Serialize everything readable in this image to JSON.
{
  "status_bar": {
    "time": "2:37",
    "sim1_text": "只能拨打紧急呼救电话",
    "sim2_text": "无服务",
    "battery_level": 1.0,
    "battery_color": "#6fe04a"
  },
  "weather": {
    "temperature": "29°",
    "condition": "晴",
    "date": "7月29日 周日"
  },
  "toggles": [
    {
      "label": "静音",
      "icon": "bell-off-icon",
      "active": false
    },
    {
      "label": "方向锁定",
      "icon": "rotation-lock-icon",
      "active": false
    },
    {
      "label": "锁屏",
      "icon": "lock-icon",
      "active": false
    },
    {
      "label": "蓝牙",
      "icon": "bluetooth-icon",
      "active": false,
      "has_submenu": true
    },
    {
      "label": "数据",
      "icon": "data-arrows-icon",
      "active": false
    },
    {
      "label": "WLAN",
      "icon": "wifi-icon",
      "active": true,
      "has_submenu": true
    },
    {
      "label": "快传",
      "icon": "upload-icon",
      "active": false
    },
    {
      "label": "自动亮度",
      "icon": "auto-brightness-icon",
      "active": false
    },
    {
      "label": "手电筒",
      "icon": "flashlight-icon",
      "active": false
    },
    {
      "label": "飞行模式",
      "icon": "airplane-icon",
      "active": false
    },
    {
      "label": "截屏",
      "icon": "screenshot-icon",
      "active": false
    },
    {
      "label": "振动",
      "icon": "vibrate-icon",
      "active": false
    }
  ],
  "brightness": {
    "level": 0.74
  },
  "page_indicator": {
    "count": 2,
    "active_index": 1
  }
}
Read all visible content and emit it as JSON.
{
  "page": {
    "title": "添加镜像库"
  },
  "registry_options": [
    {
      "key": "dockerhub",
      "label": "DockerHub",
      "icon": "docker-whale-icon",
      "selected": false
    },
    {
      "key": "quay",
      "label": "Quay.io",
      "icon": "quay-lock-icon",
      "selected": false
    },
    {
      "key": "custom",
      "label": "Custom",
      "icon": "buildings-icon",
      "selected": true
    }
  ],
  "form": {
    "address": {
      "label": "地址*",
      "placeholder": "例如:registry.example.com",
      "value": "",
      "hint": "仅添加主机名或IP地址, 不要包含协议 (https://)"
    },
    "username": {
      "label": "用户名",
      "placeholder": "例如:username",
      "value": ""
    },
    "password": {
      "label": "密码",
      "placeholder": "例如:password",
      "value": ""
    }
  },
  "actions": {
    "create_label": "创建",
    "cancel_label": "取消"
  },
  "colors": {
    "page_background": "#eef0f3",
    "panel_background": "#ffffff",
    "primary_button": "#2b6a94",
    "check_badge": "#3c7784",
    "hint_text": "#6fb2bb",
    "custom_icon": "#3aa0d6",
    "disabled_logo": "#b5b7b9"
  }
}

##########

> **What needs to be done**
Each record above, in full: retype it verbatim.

> **Answer to this task**
Serialize everything readable in this image to JSON.
{
  "status_bar": {
    "time": "2:37",
    "sim1_text": "只能拨打紧急呼救电话",
    "sim2_text": "无服务",
    "battery_level": 1.0,
    "battery_color": "#6fe04a"
  },
  "weather": {
    "temperature": "29°",
    "condition": "晴",
    "date": "7月29日 周日"
  },
  "toggles": [
    {
      "label": "静音",
      "icon": "bell-off-icon",
      "active": false
    },
    {
      "label": "方向锁定",
      "icon": "rotation-lock-icon",
      "active": false
    },
    {
      "label": "锁屏",
      "icon": "lock-icon",
      "active": false
    },
    {
      "label": "蓝牙",
      "icon": "bluetooth-icon",
      "active": false,
      "has_submenu": true
    },
    {
      "label": "数据",
      "icon": "data-arrows-icon",
      "active": false
    },
    {
      "label": "WLAN",
      "icon": "wifi-icon",
      "active": true,
      "has_submenu": true
    },
    {
      "label": "快传",
      "icon": "upload-icon",
      "active": false
    },
    {
      "label": "自动亮度",
      "icon": "auto-brightness-icon",
      "active": false
    },
    {
      "label": "手电筒",
      "icon": "flashlight-icon",
      "active": false
    },
    {
      "label": "飞行模式",
      "icon": "airplane-icon",
      "active": false
    },
    {
      "label": "截屏",
      "icon": "screenshot-icon",
      "active": false
    },
    {
      "label": "振动",
      "icon": "vibrate-icon",
      "active": false
    }
  ],
  "brightness": {
    "level": 0.74
  },
  "page_indicator": {
    "count": 2,
    "active_index": 1
  }
}
Read all visible content and emit it as JSON.
{
  "page": {
    "title": "添加镜像库"
  },
  "registry_options": [
    {
      "key": "dockerhub",
      "label": "DockerHub",
      "icon": "docker-whale-icon",
      "selected": false
    },
    {
      "key": "quay",
      "label": "Quay.io",
      "icon": "quay-lock-icon",
      "selected": false
    },
    {
      "key": "custom",
      "label": "Custom",
      "icon": "buildings-icon",
      "selected": true
    }
  ],
  "form": {
    "address": {
      "label": "地址*",
      "placeholder": "例如:registry.example.com",
      "value": "",
      "hint": "仅添加主机名或IP地址, 不要包含协议 (https://)"
    },
    "username": {
      "label": "用户名",
      "placeholder": "例如:username",
      "value": ""
    },
    "password": {
      "label": "密码",
      "placeholder": "例如:password",
      "value": ""
    }
  },
  "actions": {
    "create_label": "创建",
    "cancel_label": "取消"
  },
  "colors": {
    "page_background": "#eef0f3",
    "panel_background": "#ffffff",
    "primary_button": "#2b6a94",
    "check_badge": "#3c7784",
    "hint_text": "#6fb2bb",
    "custom_icon": "#3aa0d6",
    "disabled_logo": "#b5b7b9"
  }
}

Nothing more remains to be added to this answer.